I was scared, concerned, and even fearful for what was to come as I NEVER had a pet before in my life, but when I caught apprehension overcoming me, I pep talked myself: “Mary, you have dealt with over 30 years of health challenges-two kidney transplants, a hysterectomy, hip replacement surgery, and the list goes on. You have been your own best health advocate. You got this. You and Ricky are going to be okay.” My anxieties eased; I would find a way to take care of my health and safeguard my second kidney transplant as well as take care of Ricky. It would be difficult, but I knew that when there are such beautiful parts of life as love and giving others chances that it is all worth it. My health journey has taught me many treasured lessons, but probably the greatest one was this: Where there is a will, there is a way. Everything would work out.
Ricky and I have been together for about a month. There were and still are days of meow meltdowns, Ricky vomiting from the different experimentations in food, kitty litter learning and cleanings, and readjusting my time and life. The vacuum has become my best friend. I dutifully wear a pair of gloves and mask when cleaning up the kitty litter and feces. I keep a bottle of hydrogen peroxide, Neosporin, and band aids handy for the scratches that Ricky has marked on me and to come. I hand wash thoroughly after petting Ricky and bathroom clean up. I administer a monthly flea/tick/parasite/worms ointment on him. The biggest challenge has been blocking off my bedroom so Ricky is unable to come in and take ownership of my bed and of me with his paws that have been in kitty litter and who knows wherever else, but I have bent a bit with letting Ricky sleep at my feet in my only air-conditioned living room on these hot and humid New York nights. “Paws Crossed” and many good friends continue to support and help me out. It has been a balance of precautionary measures of my health and taking on a kitty cat that I never imagined ever doing in my lifetime.

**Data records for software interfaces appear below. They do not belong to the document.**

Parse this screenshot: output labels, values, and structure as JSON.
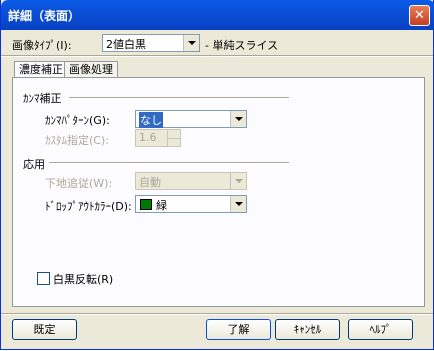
{
  "window": {
    "title": "詳細（表面）",
    "close_glyph": "✕"
  },
  "image_type": {
    "label": "画像ﾀｲﾌﾟ(I):",
    "value": "2値白黒",
    "description": "- 単純スライス"
  },
  "tabs": [
    {
      "label": "濃度補正"
    },
    {
      "label": "画像処理"
    }
  ],
  "gamma": {
    "section_title": "ｶﾝﾏ補正",
    "pattern_label": "ｶﾝﾏﾊﾟﾀｰﾝ(G):",
    "pattern_value": "なし",
    "custom_label": "ｶｽﾀﾑ指定(C):",
    "custom_value": "1.6"
  },
  "applied": {
    "section_title": "応用",
    "background_label": "下地追従(W):",
    "background_value": "自動",
    "dropout_label": "ﾄﾞﾛｯﾌﾟｱｳﾄｶﾗｰ(D):",
    "dropout_value": "緑",
    "dropout_color": "#007700"
  },
  "invert": {
    "label": "白黒反転(R)",
    "checked": false
  },
  "buttons": {
    "default": "既定",
    "ok": "了解",
    "cancel": "ｷｬﾝｾﾙ",
    "help": "ﾍﾙﾌﾟ"
  }
}
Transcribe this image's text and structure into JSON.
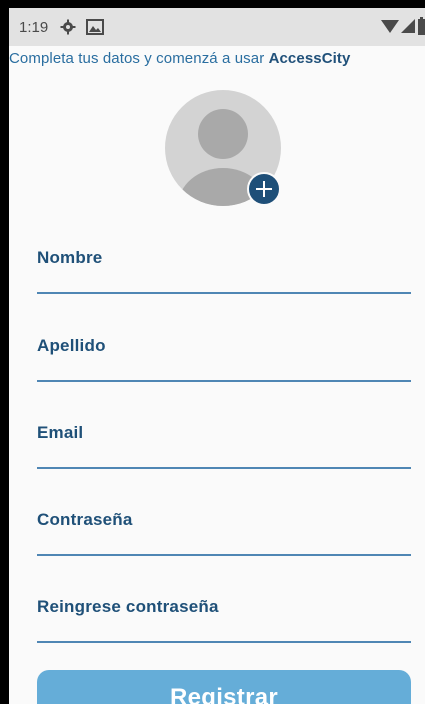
{
  "status_bar": {
    "time": "1:19",
    "left_icons": [
      "settings-gear-icon",
      "image-notification-icon"
    ],
    "right_icons": [
      "wifi-icon",
      "signal-icon",
      "battery-icon"
    ]
  },
  "header": {
    "subtitle_prefix": "Completa tus datos y comenzá a usar ",
    "brand": "AccessCity"
  },
  "avatar": {
    "icon": "person-placeholder-icon",
    "add_button_icon": "plus-icon"
  },
  "form": {
    "fields": [
      {
        "label": "Nombre",
        "value": ""
      },
      {
        "label": "Apellido",
        "value": ""
      },
      {
        "label": "Email",
        "value": ""
      },
      {
        "label": "Contraseña",
        "value": ""
      },
      {
        "label": "Reingrese contraseña",
        "value": ""
      }
    ],
    "submit_label": "Registrar"
  },
  "colors": {
    "primary": "#1f5078",
    "link": "#2a6ea0",
    "button": "#65add8",
    "underline": "#4f86b4",
    "status_bar": "#e2e2e2"
  }
}
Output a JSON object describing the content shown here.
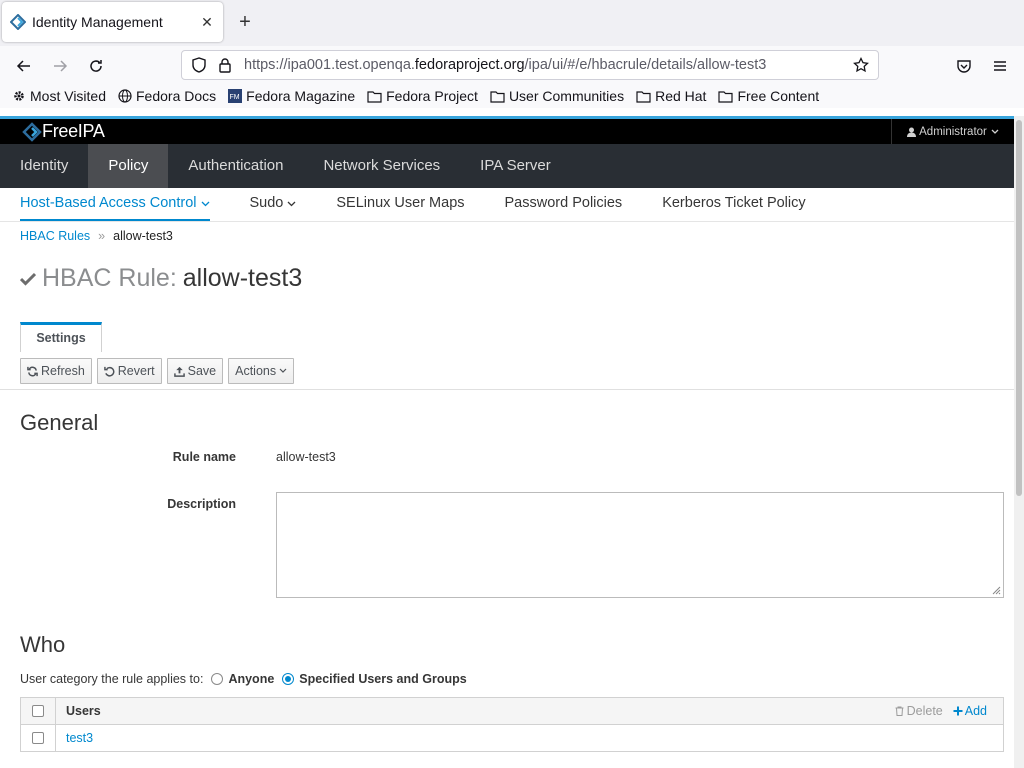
{
  "browser": {
    "tab_title": "Identity Management",
    "url_prefix": "https://ipa001.test.openqa.",
    "url_domain": "fedoraproject.org",
    "url_path": "/ipa/ui/#/e/hbacrule/details/allow-test3",
    "bookmarks": [
      {
        "label": "Most Visited",
        "icon": "gear-icon"
      },
      {
        "label": "Fedora Docs",
        "icon": "globe-icon"
      },
      {
        "label": "Fedora Magazine",
        "icon": "fm-icon"
      },
      {
        "label": "Fedora Project",
        "icon": "folder-icon"
      },
      {
        "label": "User Communities",
        "icon": "folder-icon"
      },
      {
        "label": "Red Hat",
        "icon": "folder-icon"
      },
      {
        "label": "Free Content",
        "icon": "folder-icon"
      }
    ]
  },
  "app": {
    "logo": "FreeIPA",
    "user": "Administrator",
    "nav": [
      "Identity",
      "Policy",
      "Authentication",
      "Network Services",
      "IPA Server"
    ],
    "subnav": [
      "Host-Based Access Control",
      "Sudo",
      "SELinux User Maps",
      "Password Policies",
      "Kerberos Ticket Policy"
    ]
  },
  "page": {
    "breadcrumb_link": "HBAC Rules",
    "breadcrumb_sep": "»",
    "breadcrumb_current": "allow-test3",
    "title_type": "HBAC Rule:",
    "title_name": "allow-test3",
    "tab_settings": "Settings",
    "toolbar": {
      "refresh": "Refresh",
      "revert": "Revert",
      "save": "Save",
      "actions": "Actions"
    },
    "general": {
      "title": "General",
      "rule_name_label": "Rule name",
      "rule_name_value": "allow-test3",
      "description_label": "Description",
      "description_value": ""
    },
    "who": {
      "title": "Who",
      "category_label": "User category the rule applies to:",
      "opt_anyone": "Anyone",
      "opt_specified": "Specified Users and Groups",
      "selected": "Specified Users and Groups",
      "table_header": "Users",
      "delete_label": "Delete",
      "add_label": "Add",
      "rows": [
        "test3"
      ]
    }
  },
  "colors": {
    "accent": "#0088ce",
    "nav_bg": "#292e34",
    "nav_active": "#4b4d51",
    "top_accent": "#39a5dc"
  }
}
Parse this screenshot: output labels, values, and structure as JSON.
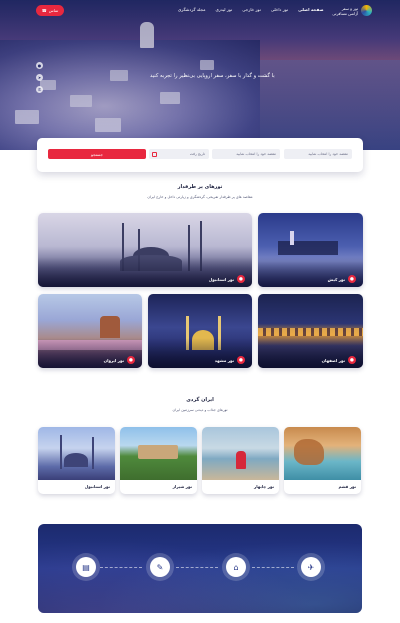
{
  "header": {
    "call_label": "تماس",
    "nav": [
      "صفحه اصلی",
      "تور داخلی",
      "تور خارجی",
      "تور لیدری",
      "مجله گردشگری"
    ],
    "logo_line1": "تور و سفر",
    "logo_line2": "آژانس مسافرتی"
  },
  "hero": {
    "caption": "با گشت و گذار با سفر، سفر اروپایی بی‌نظیر را تجربه کنید"
  },
  "search": {
    "origin_placeholder": "مقصد خود را انتخاب نمایید",
    "dest_placeholder": "مقصد خود را انتخاب نمایید",
    "date_placeholder": "تاریخ رفت",
    "button_label": "جستجو"
  },
  "popular": {
    "title": "تورهای پر طرفدار",
    "subtitle": "مقاصد های پر طرفدار تفریحی، گردشگری و زیارتی داخل و خارج ایران",
    "cards": [
      {
        "label": "تور استانبول"
      },
      {
        "label": "تور کیش"
      },
      {
        "label": "تور ایروان"
      },
      {
        "label": "تور مشهد"
      },
      {
        "label": "تور اصفهان"
      }
    ]
  },
  "iran": {
    "title": "ایران گردی",
    "subtitle": "تورهای جذاب و دیدنی سرزمین ایران",
    "cards": [
      {
        "label": "تور استانبول"
      },
      {
        "label": "تور شیراز"
      },
      {
        "label": "تور چابهار"
      },
      {
        "label": "تور قشم"
      }
    ]
  },
  "banner": {
    "steps": [
      "passport-icon",
      "ticket-icon",
      "hotel-icon",
      "plane-icon"
    ]
  },
  "colors": {
    "accent": "#e8283f",
    "navy": "#1f2340"
  }
}
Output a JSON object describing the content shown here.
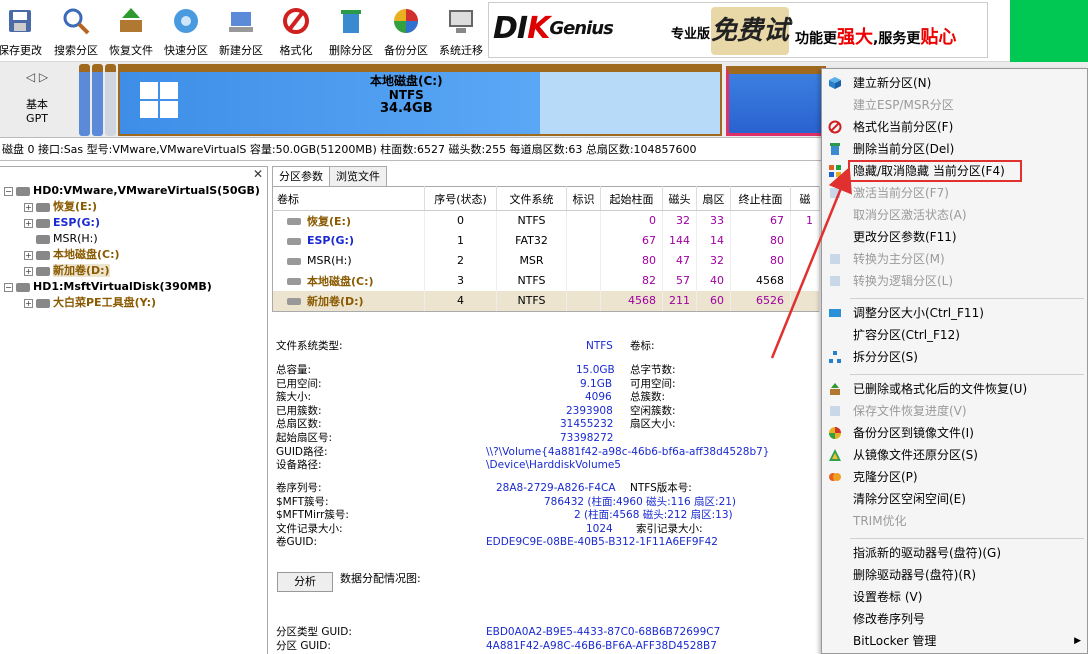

When Ricky curls up in my lap, I know that this is a form of love that I have never experienced and am learning and living through. I am exhausted, yet enjoying every single moment. Love is about giving and taking chances. Love is a knowing that you will eventually lose or there will be a loss and it will hurt like hell and be as risky as heck as nothing and no one lasts forever, but to keep on loving and risk-taking because a little love goes a long way as the greatest gain.
I never thought an 8-pound furball could teach me so much about unconditional love, giving, and therapy. Thanks, Ricky—you and all the special animals and pets in our world teach us so much and are worth it all.
Mary Wu is a two-time kidney transplant recipient and active advocate in the organ donation/transplant and kidney community. She is also avid swimmer, traveler, foodie, and lover of life and living it to the fullest. To learn more about her, please go to “The Wu Way” at TheWuWay.com or her autobiography “Confessions of a Kidney Transplant Recipient” available at Amazon.
To learn more about the animal rescue “Paws Crossed,” please go to PawsCrossedNY.com
Posted August 1, 2017
Web ID 7023